But the freedom, such as it was, was short-lived. Facing a possible 99-year prison term for DUI, manslaughter and seven counts of assault — one for each of the passengers in the two cars — Wyatt decided to take a plea deal that would amend the charges to second-degree murder, first-degree assault and drunken driving and cap his sentence at 30 years.
At the Dec. 19 sentencing hearing, Bret Wyatt testified that his son wished it had been him who'd died in the crash instead of Townes-Sweatt.
It was one of the lowest moments since the morning of the crash, Wyatt said, listening to his family and the family of the victim speak in court.
His grandmother testified that her grandson was not a monster despite the second-degree murder conviction.
And then there was Townes-Sweatt's mother and sister, Jamaesha Sweatt, who delivered a most unexpected message: They had forgiven Wyatt for all he had taken from them, and they hoped he would one day be able to forgive himself.
Their forgiveness — and the peace that came with it — had not happened overnight, Sweatt-Sanders said. For two months, she was in the grips of grief, unable to pull herself together long enough to go to work.

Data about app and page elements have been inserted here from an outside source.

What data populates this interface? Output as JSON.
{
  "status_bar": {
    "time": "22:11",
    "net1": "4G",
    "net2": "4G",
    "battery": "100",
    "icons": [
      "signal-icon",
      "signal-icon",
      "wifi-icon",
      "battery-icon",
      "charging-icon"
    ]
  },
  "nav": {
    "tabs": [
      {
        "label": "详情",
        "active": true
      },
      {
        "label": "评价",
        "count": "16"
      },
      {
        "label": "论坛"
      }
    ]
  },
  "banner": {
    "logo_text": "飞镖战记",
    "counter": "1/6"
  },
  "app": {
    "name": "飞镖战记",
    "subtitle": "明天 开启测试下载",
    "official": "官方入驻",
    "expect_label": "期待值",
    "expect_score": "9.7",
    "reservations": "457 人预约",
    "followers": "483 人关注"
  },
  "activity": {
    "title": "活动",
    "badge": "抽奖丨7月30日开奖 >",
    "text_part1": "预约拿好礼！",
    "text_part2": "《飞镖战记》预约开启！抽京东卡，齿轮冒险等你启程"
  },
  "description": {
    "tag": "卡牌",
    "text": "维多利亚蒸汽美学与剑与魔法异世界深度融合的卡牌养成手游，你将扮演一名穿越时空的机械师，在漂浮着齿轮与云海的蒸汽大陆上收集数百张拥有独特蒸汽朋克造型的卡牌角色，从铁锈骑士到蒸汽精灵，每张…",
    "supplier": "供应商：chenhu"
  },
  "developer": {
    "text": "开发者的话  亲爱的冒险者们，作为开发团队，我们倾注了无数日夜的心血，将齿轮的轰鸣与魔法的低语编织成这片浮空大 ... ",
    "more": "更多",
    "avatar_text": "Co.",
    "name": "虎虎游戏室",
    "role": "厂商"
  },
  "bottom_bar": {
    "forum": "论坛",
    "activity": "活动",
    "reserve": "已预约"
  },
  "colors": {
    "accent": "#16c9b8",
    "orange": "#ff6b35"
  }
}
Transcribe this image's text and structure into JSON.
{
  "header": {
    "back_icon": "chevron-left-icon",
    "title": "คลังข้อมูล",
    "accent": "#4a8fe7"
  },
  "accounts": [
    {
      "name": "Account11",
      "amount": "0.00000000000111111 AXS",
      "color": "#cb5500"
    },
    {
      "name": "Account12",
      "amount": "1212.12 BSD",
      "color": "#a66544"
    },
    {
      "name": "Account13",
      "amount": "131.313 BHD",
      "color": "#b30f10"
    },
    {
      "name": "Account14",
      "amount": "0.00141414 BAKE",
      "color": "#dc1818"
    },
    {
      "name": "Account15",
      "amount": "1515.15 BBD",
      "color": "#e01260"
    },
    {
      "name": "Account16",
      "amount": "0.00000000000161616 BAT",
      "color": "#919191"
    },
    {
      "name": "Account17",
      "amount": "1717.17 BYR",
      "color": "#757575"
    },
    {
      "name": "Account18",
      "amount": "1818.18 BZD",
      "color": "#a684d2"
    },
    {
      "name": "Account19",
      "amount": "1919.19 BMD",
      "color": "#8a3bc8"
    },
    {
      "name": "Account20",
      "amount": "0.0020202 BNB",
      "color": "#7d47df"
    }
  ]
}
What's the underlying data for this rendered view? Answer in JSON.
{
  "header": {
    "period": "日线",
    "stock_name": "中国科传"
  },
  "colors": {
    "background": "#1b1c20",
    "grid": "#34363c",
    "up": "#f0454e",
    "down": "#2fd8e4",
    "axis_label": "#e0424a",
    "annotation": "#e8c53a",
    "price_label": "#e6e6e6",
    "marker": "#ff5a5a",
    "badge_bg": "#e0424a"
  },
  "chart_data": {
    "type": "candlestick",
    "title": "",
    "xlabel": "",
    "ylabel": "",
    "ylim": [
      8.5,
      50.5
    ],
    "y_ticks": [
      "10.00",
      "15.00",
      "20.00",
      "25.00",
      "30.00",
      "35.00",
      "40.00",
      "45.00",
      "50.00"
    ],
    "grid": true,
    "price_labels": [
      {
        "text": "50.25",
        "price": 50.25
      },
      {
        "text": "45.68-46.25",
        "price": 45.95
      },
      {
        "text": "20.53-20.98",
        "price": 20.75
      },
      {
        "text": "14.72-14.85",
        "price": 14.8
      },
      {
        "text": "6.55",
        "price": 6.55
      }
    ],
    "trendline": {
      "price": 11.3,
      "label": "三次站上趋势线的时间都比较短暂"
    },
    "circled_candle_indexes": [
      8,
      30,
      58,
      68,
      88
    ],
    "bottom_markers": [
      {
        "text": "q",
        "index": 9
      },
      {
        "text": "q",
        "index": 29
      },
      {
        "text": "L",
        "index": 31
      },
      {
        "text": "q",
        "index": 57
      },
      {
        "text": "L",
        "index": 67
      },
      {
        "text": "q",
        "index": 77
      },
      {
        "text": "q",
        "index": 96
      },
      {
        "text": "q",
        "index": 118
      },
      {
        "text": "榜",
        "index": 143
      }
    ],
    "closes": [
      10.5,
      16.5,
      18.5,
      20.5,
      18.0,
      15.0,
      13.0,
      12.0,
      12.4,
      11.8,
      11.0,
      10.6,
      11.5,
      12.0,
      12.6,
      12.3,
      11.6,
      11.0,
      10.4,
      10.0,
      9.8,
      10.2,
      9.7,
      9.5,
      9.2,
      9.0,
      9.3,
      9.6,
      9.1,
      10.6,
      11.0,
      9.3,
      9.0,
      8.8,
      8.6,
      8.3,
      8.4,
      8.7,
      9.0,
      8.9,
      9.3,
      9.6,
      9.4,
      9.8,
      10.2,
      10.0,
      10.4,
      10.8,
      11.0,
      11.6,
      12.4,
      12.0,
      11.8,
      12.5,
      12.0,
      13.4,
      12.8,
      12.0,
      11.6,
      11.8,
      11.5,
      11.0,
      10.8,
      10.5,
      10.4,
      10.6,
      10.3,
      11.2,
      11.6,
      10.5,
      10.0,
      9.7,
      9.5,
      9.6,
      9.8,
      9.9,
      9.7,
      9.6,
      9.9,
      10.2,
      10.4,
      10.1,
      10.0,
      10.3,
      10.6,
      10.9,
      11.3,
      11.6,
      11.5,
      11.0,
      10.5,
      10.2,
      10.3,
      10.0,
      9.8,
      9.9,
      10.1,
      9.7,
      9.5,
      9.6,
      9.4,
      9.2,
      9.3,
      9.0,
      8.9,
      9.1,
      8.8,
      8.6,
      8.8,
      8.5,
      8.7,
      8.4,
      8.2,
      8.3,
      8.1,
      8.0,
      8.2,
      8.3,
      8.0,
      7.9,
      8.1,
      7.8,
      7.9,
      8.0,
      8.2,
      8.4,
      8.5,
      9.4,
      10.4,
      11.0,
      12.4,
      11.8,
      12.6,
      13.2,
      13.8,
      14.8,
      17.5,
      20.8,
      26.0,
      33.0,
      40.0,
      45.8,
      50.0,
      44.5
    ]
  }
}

"I prayed and prayed and prayed a lot," she said. A friend from church gently encouraged her to be grateful for the 20 years she had with her daughter.
"I've changed a whole lot since this happened. I've grown in wisdom and love," Sweatt-Sanders said. Wyatt is "having his life lessons, too. Even though it was tragic what happened, he's going to come out a better person."
Before the crash, Wyatt took pride in being the oldest of four children. He liked to think his brothers — one of whom also joined the Air Force — looked up to him. There was no pain in imagining the future; Wyatt wanted to make it to the top of the enlisted ranks, earn a diving certification and retire in Japan, where he would take people on diving trips.
"I've got a title of murderer now," he said.
According to the Office of the Air Force Surgeon General, 1,232 airmen, more than three a day, were picked up by civilian or military authorities in 2014 for driving under the influence, a slight decrease from 1,391 the year before.
Those airmen were referred to the Air Force Alcohol and Drug Abuse Prevention and Treatment program, called ADAPT for short.